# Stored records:
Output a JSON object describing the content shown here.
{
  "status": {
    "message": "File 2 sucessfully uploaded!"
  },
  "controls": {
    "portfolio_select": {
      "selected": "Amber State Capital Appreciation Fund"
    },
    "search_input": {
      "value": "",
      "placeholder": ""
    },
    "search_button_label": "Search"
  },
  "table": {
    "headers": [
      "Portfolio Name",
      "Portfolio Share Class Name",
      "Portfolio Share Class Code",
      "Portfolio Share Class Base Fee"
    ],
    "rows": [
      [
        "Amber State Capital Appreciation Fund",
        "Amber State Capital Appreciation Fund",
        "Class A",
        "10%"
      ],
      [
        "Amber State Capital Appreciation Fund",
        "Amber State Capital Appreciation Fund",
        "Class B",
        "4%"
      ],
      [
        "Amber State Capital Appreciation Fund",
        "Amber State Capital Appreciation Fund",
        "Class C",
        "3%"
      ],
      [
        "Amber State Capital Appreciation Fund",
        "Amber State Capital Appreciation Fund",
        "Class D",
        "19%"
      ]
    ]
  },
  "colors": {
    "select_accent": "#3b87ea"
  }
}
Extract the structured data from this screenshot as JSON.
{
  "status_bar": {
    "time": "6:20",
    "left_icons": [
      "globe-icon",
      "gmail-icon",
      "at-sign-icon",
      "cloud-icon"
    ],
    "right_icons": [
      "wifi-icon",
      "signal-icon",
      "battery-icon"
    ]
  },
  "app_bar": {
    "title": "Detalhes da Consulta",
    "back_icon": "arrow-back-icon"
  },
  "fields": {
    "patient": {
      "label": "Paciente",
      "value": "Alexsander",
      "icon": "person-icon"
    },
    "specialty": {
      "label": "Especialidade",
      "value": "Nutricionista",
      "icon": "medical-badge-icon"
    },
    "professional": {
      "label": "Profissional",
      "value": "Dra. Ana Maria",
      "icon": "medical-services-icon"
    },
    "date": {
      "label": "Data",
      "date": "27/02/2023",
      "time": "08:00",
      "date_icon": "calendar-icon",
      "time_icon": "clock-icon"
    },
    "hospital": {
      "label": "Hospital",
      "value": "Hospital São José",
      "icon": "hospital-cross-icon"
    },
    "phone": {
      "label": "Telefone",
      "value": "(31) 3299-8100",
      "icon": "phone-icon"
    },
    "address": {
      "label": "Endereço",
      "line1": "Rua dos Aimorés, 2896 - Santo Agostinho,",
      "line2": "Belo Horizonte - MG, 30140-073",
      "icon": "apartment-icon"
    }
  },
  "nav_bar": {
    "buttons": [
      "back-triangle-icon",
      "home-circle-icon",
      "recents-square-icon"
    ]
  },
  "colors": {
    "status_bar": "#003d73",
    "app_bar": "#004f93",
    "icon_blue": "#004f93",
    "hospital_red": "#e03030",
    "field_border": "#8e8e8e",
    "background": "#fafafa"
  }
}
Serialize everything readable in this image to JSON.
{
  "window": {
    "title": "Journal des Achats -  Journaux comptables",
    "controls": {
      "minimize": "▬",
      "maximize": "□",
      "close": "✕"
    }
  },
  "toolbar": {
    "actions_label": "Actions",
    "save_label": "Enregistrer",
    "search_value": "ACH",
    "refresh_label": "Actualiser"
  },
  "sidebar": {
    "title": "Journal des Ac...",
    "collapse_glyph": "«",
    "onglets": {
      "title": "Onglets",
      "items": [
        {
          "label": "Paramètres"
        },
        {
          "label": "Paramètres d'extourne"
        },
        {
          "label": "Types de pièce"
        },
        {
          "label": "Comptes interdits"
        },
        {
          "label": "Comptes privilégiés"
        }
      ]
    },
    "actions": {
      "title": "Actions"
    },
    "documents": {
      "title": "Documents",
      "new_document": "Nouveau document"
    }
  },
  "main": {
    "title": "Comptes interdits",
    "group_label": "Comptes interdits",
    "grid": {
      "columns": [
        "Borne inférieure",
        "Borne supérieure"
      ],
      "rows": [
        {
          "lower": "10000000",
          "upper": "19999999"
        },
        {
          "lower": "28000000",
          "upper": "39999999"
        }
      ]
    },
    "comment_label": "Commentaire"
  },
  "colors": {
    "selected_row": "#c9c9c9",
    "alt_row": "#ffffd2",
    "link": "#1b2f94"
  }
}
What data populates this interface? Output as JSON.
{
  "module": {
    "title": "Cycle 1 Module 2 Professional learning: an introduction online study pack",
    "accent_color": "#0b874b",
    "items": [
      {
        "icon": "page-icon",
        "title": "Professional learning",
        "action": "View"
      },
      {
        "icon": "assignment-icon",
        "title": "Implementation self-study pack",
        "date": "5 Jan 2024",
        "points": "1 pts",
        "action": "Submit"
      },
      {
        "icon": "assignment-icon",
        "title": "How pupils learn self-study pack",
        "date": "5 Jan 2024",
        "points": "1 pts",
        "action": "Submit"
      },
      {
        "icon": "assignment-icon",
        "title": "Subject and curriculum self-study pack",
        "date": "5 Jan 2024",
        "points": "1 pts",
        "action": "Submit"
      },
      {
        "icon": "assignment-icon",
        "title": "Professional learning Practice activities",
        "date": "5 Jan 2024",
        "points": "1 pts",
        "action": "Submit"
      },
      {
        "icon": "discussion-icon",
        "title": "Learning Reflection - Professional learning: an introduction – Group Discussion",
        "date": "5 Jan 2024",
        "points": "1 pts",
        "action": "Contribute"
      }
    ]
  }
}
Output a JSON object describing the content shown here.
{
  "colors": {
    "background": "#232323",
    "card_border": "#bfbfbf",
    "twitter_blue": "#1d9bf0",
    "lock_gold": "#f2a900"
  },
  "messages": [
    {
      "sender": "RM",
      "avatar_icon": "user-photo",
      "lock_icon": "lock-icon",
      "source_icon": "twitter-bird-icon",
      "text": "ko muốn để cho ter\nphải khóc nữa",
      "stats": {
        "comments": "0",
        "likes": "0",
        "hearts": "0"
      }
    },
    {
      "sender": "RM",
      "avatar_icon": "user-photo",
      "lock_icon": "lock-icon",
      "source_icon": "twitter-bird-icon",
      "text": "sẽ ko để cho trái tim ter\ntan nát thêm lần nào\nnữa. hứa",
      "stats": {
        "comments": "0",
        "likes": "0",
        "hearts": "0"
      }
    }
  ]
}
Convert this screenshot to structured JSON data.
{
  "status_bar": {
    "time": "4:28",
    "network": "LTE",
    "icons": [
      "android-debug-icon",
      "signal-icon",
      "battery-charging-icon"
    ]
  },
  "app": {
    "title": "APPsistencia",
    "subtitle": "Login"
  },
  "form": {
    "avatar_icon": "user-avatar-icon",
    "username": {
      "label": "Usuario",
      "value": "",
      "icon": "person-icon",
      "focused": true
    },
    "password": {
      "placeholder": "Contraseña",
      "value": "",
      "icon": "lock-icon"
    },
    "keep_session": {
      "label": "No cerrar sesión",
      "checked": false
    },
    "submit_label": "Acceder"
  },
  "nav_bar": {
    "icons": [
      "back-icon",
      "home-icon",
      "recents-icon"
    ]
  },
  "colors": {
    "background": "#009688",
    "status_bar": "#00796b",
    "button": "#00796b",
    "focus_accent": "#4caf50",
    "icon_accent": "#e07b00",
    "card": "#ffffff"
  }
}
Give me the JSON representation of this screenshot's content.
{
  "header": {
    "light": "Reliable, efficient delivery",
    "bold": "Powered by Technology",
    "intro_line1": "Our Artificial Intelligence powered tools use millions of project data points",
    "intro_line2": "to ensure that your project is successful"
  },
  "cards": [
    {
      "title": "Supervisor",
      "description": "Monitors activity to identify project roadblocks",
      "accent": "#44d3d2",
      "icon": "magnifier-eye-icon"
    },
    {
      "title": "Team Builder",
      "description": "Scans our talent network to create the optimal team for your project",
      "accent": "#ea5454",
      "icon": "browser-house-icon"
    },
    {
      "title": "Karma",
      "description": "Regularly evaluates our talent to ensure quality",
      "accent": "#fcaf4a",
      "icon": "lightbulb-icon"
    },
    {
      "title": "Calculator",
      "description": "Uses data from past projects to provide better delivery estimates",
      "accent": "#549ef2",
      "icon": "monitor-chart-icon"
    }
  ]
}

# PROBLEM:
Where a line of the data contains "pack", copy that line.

# REPLY TO THE EXERCISE:
    "title": "Cycle 1 Module 2 Professional learning: an introduction online study pack",
        "title": "Implementation self-study pack",
        "title": "How pupils learn self-study pack",
        "title": "Subject and curriculum self-study pack",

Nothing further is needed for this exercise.